> [PROVIDED DATA]:
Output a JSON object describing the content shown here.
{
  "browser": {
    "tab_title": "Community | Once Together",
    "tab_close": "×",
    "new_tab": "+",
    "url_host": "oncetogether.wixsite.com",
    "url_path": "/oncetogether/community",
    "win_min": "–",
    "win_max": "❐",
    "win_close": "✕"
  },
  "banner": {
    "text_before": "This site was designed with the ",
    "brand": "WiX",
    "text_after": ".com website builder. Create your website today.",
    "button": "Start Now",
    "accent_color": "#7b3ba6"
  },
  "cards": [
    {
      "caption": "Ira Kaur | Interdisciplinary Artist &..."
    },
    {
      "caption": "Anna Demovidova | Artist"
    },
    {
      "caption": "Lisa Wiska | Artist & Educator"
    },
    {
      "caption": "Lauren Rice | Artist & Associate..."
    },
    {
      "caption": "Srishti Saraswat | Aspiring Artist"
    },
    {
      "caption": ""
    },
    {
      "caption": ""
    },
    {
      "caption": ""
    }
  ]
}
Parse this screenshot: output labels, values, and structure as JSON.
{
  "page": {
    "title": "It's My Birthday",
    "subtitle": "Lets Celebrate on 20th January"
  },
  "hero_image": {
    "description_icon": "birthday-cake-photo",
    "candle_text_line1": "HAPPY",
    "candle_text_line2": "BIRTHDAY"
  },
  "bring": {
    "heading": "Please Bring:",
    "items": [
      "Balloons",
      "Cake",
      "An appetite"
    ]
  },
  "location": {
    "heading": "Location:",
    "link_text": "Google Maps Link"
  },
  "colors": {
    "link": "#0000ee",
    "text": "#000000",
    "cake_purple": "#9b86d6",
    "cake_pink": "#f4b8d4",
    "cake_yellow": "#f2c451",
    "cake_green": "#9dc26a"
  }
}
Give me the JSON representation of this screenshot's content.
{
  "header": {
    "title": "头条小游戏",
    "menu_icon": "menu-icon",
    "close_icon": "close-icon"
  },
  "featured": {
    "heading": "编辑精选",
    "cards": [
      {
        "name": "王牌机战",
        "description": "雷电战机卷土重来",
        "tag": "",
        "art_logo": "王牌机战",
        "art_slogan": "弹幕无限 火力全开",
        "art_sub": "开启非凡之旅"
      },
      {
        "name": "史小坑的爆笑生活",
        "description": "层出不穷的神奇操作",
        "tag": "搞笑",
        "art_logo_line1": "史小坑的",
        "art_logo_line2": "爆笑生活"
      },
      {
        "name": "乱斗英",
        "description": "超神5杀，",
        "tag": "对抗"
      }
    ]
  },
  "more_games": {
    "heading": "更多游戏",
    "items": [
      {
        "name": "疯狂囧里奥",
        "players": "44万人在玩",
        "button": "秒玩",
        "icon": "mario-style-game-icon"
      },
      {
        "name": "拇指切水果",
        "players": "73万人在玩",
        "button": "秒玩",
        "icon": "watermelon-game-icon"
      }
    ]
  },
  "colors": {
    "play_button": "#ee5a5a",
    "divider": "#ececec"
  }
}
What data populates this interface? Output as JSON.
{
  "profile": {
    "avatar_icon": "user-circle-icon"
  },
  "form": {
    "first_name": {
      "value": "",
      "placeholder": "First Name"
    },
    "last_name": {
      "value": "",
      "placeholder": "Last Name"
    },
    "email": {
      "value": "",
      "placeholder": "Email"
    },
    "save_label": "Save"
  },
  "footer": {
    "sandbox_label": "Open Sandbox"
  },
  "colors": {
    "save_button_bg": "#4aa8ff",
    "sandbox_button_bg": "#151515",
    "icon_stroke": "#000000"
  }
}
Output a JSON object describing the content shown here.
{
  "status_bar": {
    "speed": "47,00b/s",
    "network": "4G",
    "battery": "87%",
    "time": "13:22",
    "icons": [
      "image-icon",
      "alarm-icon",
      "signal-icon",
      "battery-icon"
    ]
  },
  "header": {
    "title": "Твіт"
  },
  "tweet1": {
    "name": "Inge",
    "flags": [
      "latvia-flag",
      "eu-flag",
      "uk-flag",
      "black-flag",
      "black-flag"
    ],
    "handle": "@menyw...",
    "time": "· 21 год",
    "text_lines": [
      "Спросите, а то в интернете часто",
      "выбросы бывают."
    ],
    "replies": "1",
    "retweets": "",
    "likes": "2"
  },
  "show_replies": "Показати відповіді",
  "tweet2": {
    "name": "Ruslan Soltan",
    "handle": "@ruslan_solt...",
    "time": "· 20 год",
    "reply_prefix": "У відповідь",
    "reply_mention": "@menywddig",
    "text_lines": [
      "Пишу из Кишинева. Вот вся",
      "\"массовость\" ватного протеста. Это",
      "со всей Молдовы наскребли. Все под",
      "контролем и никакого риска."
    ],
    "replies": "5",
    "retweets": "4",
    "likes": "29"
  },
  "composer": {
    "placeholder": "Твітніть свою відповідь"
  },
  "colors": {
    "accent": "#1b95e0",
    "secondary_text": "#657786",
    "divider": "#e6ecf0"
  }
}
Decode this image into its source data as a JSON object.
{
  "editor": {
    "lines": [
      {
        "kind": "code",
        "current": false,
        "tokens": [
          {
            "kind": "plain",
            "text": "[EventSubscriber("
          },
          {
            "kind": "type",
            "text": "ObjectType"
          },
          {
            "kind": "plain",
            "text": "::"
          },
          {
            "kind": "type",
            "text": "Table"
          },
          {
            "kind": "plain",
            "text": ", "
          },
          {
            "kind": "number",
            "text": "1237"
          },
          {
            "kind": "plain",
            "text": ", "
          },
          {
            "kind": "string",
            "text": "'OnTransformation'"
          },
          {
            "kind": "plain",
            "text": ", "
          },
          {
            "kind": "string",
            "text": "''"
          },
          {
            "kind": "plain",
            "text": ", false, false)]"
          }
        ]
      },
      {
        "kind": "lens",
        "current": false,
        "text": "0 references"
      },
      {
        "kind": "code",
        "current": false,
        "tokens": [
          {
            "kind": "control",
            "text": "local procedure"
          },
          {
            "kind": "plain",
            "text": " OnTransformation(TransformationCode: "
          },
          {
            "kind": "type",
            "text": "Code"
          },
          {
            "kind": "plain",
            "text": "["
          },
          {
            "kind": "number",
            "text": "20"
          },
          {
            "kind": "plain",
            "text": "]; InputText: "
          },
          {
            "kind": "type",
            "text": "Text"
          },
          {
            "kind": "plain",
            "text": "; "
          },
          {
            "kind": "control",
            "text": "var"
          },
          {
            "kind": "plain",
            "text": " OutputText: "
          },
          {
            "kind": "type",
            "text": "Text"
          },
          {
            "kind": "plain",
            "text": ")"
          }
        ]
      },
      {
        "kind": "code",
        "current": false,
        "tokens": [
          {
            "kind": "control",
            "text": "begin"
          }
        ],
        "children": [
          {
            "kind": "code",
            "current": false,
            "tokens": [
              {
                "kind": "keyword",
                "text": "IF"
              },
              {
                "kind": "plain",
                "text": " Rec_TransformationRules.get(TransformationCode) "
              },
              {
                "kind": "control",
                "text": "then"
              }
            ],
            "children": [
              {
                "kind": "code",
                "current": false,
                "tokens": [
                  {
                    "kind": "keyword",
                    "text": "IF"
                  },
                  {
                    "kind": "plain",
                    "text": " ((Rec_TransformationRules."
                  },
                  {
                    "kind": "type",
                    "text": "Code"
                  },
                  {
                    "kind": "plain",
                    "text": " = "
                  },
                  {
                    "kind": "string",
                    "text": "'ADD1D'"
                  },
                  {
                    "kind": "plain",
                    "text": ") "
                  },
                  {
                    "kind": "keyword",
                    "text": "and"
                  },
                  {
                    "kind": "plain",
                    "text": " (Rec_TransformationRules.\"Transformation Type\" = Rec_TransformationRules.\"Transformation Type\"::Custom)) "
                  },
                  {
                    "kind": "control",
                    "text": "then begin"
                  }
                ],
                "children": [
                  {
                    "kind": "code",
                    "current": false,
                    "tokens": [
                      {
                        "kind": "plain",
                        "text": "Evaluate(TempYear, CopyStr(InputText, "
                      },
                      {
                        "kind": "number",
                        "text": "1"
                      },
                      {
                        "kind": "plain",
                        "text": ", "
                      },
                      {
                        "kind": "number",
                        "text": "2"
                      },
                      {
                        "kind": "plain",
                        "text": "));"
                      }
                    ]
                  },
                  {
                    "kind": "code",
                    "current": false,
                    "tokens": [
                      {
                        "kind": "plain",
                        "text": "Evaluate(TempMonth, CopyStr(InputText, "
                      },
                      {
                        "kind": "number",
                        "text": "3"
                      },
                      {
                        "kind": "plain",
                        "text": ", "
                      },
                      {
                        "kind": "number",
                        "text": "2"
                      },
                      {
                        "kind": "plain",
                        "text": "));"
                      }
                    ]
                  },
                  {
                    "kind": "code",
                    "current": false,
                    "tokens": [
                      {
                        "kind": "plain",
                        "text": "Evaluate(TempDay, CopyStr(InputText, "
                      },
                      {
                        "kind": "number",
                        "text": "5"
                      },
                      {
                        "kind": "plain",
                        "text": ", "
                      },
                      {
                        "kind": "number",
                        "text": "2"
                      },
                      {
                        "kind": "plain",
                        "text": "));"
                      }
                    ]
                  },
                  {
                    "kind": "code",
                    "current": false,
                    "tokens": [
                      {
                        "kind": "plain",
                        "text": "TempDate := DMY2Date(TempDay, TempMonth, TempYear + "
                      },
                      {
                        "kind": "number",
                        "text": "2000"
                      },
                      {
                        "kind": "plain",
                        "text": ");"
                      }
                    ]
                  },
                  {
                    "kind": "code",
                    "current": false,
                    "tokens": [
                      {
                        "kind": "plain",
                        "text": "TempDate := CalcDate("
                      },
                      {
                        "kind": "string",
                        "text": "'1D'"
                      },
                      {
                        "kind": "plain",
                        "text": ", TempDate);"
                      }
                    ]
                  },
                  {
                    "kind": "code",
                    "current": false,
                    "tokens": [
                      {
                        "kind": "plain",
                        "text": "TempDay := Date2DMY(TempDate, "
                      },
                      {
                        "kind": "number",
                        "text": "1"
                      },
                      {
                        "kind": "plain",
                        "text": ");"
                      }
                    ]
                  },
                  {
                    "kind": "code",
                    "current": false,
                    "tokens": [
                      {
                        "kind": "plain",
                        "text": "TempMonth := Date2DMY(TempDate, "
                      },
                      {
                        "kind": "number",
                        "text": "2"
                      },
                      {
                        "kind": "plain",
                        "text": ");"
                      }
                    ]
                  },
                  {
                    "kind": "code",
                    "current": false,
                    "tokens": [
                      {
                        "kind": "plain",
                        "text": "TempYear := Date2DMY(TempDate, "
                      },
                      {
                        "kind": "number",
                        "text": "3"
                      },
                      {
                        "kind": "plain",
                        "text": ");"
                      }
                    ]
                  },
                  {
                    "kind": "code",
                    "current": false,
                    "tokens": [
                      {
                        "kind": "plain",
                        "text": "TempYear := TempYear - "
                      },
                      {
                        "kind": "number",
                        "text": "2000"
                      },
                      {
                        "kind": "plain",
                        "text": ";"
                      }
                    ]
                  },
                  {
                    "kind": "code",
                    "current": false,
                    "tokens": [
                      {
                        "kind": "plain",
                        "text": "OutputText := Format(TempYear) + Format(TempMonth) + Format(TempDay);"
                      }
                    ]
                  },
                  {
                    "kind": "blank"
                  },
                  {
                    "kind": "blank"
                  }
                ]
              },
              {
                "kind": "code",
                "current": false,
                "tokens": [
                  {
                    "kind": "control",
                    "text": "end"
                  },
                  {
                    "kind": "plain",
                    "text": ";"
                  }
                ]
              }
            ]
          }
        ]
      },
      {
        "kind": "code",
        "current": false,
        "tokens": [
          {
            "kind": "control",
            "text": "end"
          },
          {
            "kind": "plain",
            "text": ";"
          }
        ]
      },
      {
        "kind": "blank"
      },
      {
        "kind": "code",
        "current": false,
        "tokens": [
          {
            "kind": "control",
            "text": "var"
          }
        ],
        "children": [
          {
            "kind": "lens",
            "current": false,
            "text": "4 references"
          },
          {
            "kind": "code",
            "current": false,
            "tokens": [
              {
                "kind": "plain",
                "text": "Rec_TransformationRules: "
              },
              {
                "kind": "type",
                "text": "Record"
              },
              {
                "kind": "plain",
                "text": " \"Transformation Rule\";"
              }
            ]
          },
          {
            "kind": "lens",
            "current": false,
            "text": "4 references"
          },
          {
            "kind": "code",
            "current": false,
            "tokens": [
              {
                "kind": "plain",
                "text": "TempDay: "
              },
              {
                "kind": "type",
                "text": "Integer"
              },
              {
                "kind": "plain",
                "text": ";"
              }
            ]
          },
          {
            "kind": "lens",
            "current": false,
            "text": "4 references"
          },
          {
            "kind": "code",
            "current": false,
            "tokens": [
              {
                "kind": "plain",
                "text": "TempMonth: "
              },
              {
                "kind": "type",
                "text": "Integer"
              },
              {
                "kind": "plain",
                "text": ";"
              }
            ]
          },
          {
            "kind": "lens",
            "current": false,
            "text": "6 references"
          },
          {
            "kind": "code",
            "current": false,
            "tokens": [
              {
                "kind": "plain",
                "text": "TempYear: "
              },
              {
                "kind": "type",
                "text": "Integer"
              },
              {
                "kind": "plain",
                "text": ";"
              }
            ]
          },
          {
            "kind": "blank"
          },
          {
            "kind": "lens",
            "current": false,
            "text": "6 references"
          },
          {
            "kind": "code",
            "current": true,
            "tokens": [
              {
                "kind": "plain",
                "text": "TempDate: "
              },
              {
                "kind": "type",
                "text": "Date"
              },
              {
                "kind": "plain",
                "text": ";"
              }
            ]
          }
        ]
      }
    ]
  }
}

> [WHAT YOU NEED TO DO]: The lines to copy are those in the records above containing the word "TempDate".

> [RESPONSE AREA]:
                        "text": "TempDate := DMY2Date(TempDay, TempMonth, TempYear + "
                        "text": "TempDate := CalcDate("
                        "text": ", TempDate);"
                        "text": "TempDay := Date2DMY(TempDate, "
                        "text": "TempMonth := Date2DMY(TempDate, "
                        "text": "TempYear := Date2DMY(TempDate, "
                "text": "TempDate: "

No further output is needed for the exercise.